Jennifer Churchill of the Colorado Division of Wildlife disagrees with Michelle Theall’s view, outlined in her column regarding bears in urban areas. “We kill bears that are aggressive toward people or that have become a public safety threat,” Churchill says of the Division of Wildlife’s policy. Read her take:
The goal of the Division of Wildlife is to keep bears from becoming reliant on human-generated food sources, such as garbage and bird feeders and to prevent conflicts between people and bears. Bears are naturally afraid of humans. If a bear raids a garbage can and is met with loud noises, bear spray, or a shot in the rump with a rubber buck shot, the bear will continue to fear humans and will be less likely to seek out human-generated food sources. If a bear is allowed undisturbed access to garbage, it will become habituated to humans and will seek out human-generated food sources. Habituated bears often become destructive and have been known to break into houses, sheds, and cars in search of food. In addition, habituated bears are more likely to come into direct contact with people, resulting in a threat to public safety.

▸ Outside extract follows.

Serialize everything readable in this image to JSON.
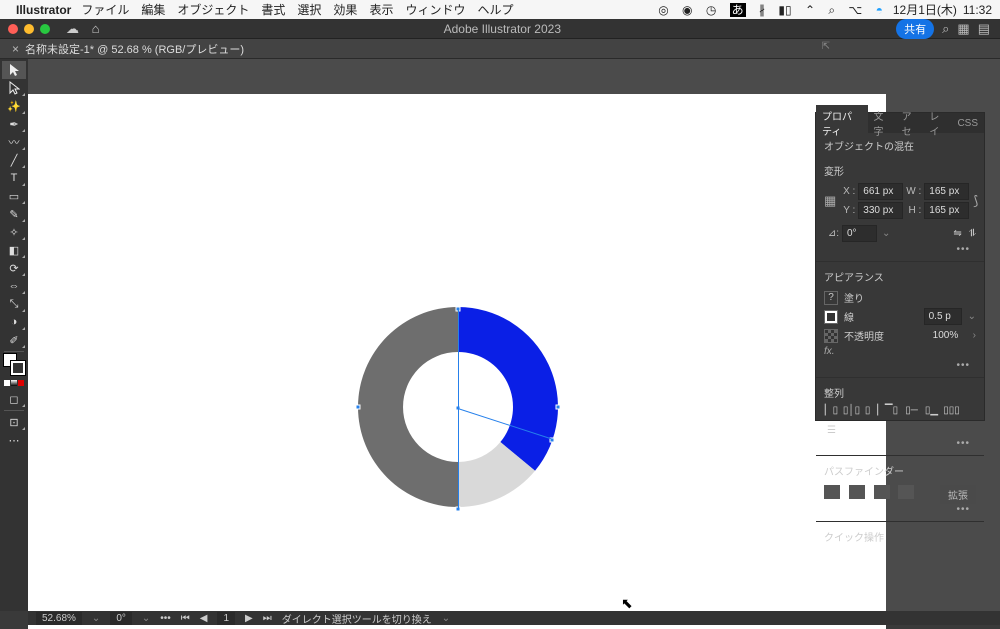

By allowing bears to become habituated we place ourselves, our neighbors, and the bears at risk. The contents of our garbage cans are not healthy foods for bears and habituated bears are more likely to be injured or killed in confrontations with humans. To keep people and bears safe, it is important to take action quickly by contacting the Division of Wildlife. By contacting the Division of Wildlife at the earliest sign of bear activity on your property, or in your community, you can get advice and assistance in bear management to ensure the safety of yourself and the bear. The Division of Wildlife is responsible for maintaining healthy bear populations in Colorado and will only destroy a bear that has become a danger to humans as a last resort. Go to www.wildlife.state.co.us/bears to learn ways to live safely near bears.